“Deep Peace” by Bill Douglas from the album “Celtic Twilight”. I compiled a playlist of Celtic music as a ‘birthing tape’ for when my boys were born. This song always makes me think of them. (Unfortunately, I actually forgot I had the tape when I gave birth to my first child. With the second one, he arrived so fast the tape didn’t make it out of the bag. It was only with the third child, who took his sweet time coming, that I got to enjoy the whole playlist. Many, many times…..)
Songs can be the most likely to bring up memories, as we connect not only to the music but also to the lyrics. Words can have power.
Sometimes it may even take you a while to realise why a song or piece of music is making you feel the way it is because the emotional memory of it remains strong while the mental memory has faded with time.
The emotional memory of music can also linger for much longer than the situation that created the emotion. A song may have triggered a strong reaction because of the space you found yourself in at the time and the connection you made to the lyrics. Years later, you may no longer be in that space in your life but hearing the song can still elicit the same reaction as the first time you heard it.
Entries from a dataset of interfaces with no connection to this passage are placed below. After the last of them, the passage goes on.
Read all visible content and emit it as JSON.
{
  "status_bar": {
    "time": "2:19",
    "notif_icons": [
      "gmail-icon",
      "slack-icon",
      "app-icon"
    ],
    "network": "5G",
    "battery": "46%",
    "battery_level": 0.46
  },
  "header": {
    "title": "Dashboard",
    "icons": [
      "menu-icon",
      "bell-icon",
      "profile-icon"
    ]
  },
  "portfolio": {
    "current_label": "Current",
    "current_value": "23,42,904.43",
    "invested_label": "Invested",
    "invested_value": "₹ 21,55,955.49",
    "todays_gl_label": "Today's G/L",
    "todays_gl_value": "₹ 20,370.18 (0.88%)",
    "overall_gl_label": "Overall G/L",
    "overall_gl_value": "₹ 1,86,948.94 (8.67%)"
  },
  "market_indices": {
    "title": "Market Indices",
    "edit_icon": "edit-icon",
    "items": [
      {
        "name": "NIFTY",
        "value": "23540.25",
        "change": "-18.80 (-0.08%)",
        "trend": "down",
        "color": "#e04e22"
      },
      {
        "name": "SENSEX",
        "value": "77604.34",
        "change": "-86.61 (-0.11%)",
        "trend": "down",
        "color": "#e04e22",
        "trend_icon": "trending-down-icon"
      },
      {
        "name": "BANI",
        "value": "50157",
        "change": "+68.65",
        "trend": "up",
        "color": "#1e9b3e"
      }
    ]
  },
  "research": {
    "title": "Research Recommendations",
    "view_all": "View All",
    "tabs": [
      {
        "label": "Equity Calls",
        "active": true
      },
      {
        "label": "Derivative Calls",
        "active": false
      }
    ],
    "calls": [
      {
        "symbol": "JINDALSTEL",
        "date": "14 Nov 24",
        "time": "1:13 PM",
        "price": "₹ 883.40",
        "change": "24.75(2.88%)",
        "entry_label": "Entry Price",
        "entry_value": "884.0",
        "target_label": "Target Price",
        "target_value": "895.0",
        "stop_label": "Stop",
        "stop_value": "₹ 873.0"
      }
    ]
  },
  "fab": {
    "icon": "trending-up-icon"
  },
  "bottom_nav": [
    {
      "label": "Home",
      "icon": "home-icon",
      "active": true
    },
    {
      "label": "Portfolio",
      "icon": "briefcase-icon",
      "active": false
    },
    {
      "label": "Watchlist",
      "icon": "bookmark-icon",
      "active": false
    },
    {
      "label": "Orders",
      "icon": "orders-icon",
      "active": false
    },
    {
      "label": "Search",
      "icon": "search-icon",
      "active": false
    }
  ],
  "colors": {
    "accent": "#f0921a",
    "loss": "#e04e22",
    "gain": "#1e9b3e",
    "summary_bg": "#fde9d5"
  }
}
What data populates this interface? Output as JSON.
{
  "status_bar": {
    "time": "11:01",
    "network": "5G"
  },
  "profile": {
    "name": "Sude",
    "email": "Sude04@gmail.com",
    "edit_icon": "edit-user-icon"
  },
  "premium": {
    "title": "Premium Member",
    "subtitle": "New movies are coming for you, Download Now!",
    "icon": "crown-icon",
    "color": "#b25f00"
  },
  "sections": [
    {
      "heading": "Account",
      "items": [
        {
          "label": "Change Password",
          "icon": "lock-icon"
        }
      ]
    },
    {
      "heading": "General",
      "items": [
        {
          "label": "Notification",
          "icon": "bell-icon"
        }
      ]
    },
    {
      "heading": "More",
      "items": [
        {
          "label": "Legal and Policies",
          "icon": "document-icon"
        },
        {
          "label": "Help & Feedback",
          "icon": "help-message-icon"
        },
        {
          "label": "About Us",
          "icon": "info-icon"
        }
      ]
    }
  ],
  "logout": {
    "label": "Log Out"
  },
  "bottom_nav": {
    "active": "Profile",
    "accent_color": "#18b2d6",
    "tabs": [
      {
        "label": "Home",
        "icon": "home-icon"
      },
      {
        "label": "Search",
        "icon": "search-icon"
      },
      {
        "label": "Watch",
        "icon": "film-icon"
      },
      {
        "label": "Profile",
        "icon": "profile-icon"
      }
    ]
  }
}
“Here We Are” by Belinda McArdle. This is written and sung by the amazing woman who runs the community singing group I attend. When she first introduced this song, I was at a stage in my life when I didn’t know what I was doing, what I was supposed to be doing or where I was going with my life and I felt I was wasting the gifts I’d been given. This song made me cry. That was four years ago and until very recently, if it came on my playlist in the car, it would still make me teary. This despite the fact that I have now found my way and I am happy and fulfilled in my life. I am no longer in the place I was but the emotional memory holds tight.
I do believe it’s possible to change the emotional memory of music. If the new connection is stronger than the previous, it is possible to change one type of memory for another.
I recently attended a vocal workshop facilitated by Belinda and it was an amazing experience of finding newfound confidence and trust in my own voice. After the workshop, we sang the chorus of Here We Are together and it was a powerfully emotional experience for me. And thus, the emotional memory of this song rewrites itself to a new one. This song now reminds me of what my voice can do if only I trust in it.
What song or piece of music holds strong emotional memories for you?